The Conference sent my preacher friend Hadley to the 7th Ward in New Orleans. They didn’t give him land to build a church. They didn’t give him an old church to resurrect. They didn’t give him a place to put a sign saying, “The future site of a United Methodist church.” They told Hadley, “Go and do the work of Christ in the 7th ward.” Hadley went.
Hadley is one of those preachers that you love listening to. He is so full of Jesus that Christ flows from everything he says and does. When Hadley launches into one of his stories, you’d better hang on.
Hadley started a church in a tent. A tent works in New Orleans most of the year. There were some cold days that the tent was not so hot, but most of the time the tent worked.
When you have church under a tent, there is no designed starting time for services. People would show up, mill around, listen to the music playing, and when the time and the crowd were right Hadley would start services.
He had a generator that allowed him to power a sound system and a coffee pot. Those are the two most necessary items in today’s church. Let either fail and you will hear about it from the faithful followers.
One Sunday morning, Hadley arrived at his usual early time and started the generator and the coffee pot. He said a fellow staggered up. He had come from one of the neighborhood bars and was headed home after an all-nighter of consuming adult beverages. He was drunker than Cooter Brown, whoever he or she might be.
Hadley introduced himself and the man returned the favor. He told Hadley that his name was Pokechop. The proper spelling would be Porkchop, but slurred pronunciation came out Pokechop. He also unfolded why Hadley should know him. He was a former New Orleans Saint. Pokechop was very drunk and very loud. Hadley just listened. Then Hadley invited the very drunk man to stay for church.
Pokechop said, “A church that would let me in is not much of a church.”
Hadley convinced the man that indeed he was welcomed at the church and please have another cup of coffee. Pokechop stayed around. As the morning progressed Pokechop introduced himself to the congregation with all the unction of a man who had spent all night drinking. He was a most “active” greeter for the Sunday morning services.
Later that Sunday morning, the drummer called Hadley’s cell phone and told the minister, he would be missing in action for the worship service. Pokechop heard the conversation. He told Hadley. “I play the drums.”
Pokechop was sobering up, but he had not arrived at full sobriety. Hadley inquired about his talents and then asked for a brief audition. Sure enough Pokechop played the drums. He played them well.
Pokechop played the drums for the Sunday morning worship service in the tent.

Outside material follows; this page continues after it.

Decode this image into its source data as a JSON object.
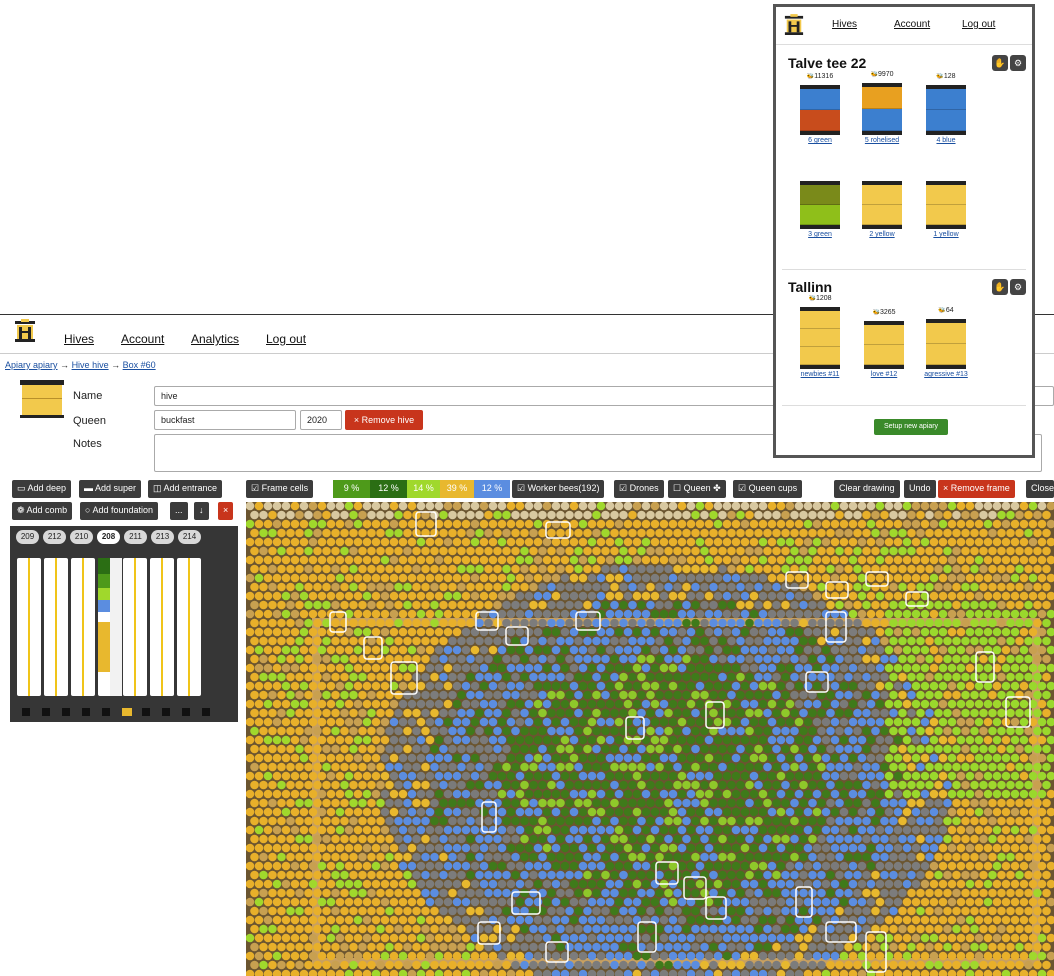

That morning at the end of the service, Pokechop gave his life to Christ and joined the Methodist church.
“A church that would let me in is not much of a church.”
May our tribe increase.